Exercise requirements — Only lines containing the word "Prasad" belong in the answer; copy each one from the records.

(Supplied data begins)

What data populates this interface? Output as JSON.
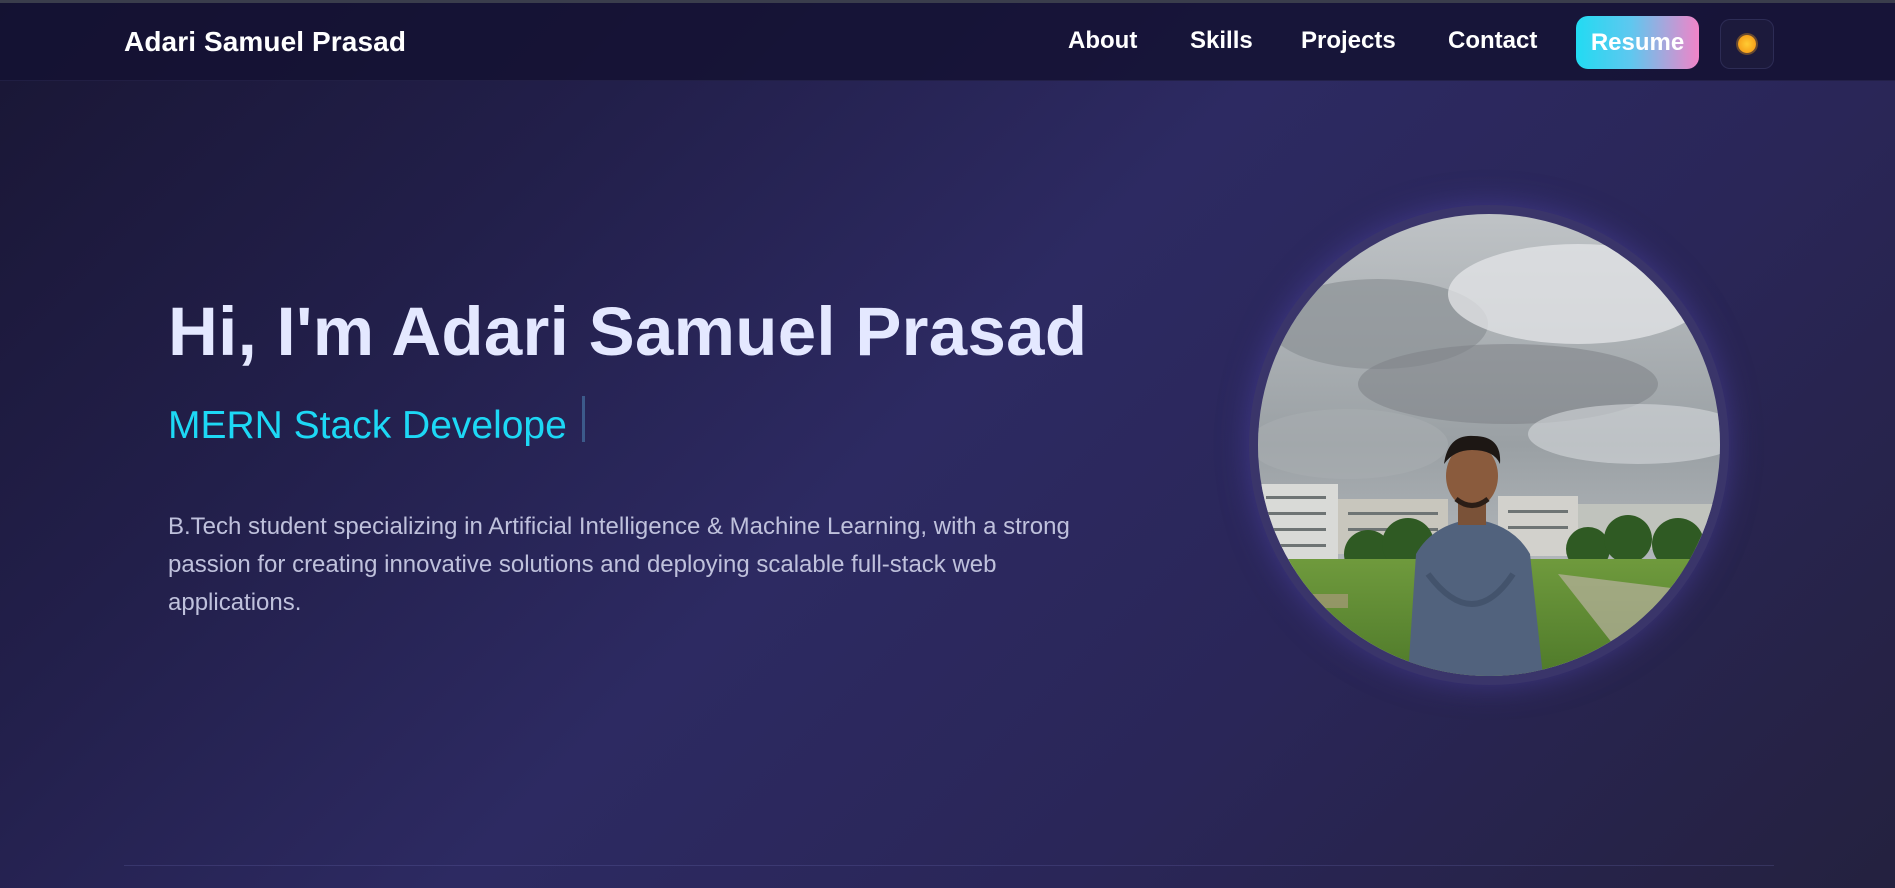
{
  "header": {
    "brand": "Adari Samuel Prasad",
    "nav": [
      {
        "label": "About"
      },
      {
        "label": "Skills"
      },
      {
        "label": "Projects"
      },
      {
        "label": "Contact"
      }
    ],
    "resume_label": "Resume",
    "theme_icon": "sun-icon"
  },
  "hero": {
    "title": "Hi, I'm Adari Samuel Prasad",
    "role": "MERN Stack Develope",
    "description": "B.Tech student specializing in Artificial Intelligence & Machine Learning, with a strong passion for creating innovative solutions and deploying scalable full-stack web applications."
  },
  "colors": {
    "accent_cyan": "#1dd8f5",
    "resume_gradient_start": "#22dbf2",
    "resume_gradient_end": "#f184c8",
    "background": "#2d2a62"
  }
}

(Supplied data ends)

Response for this exercise —
    "brand": "Adari Samuel Prasad",
    "title": "Hi, I'm Adari Samuel Prasad",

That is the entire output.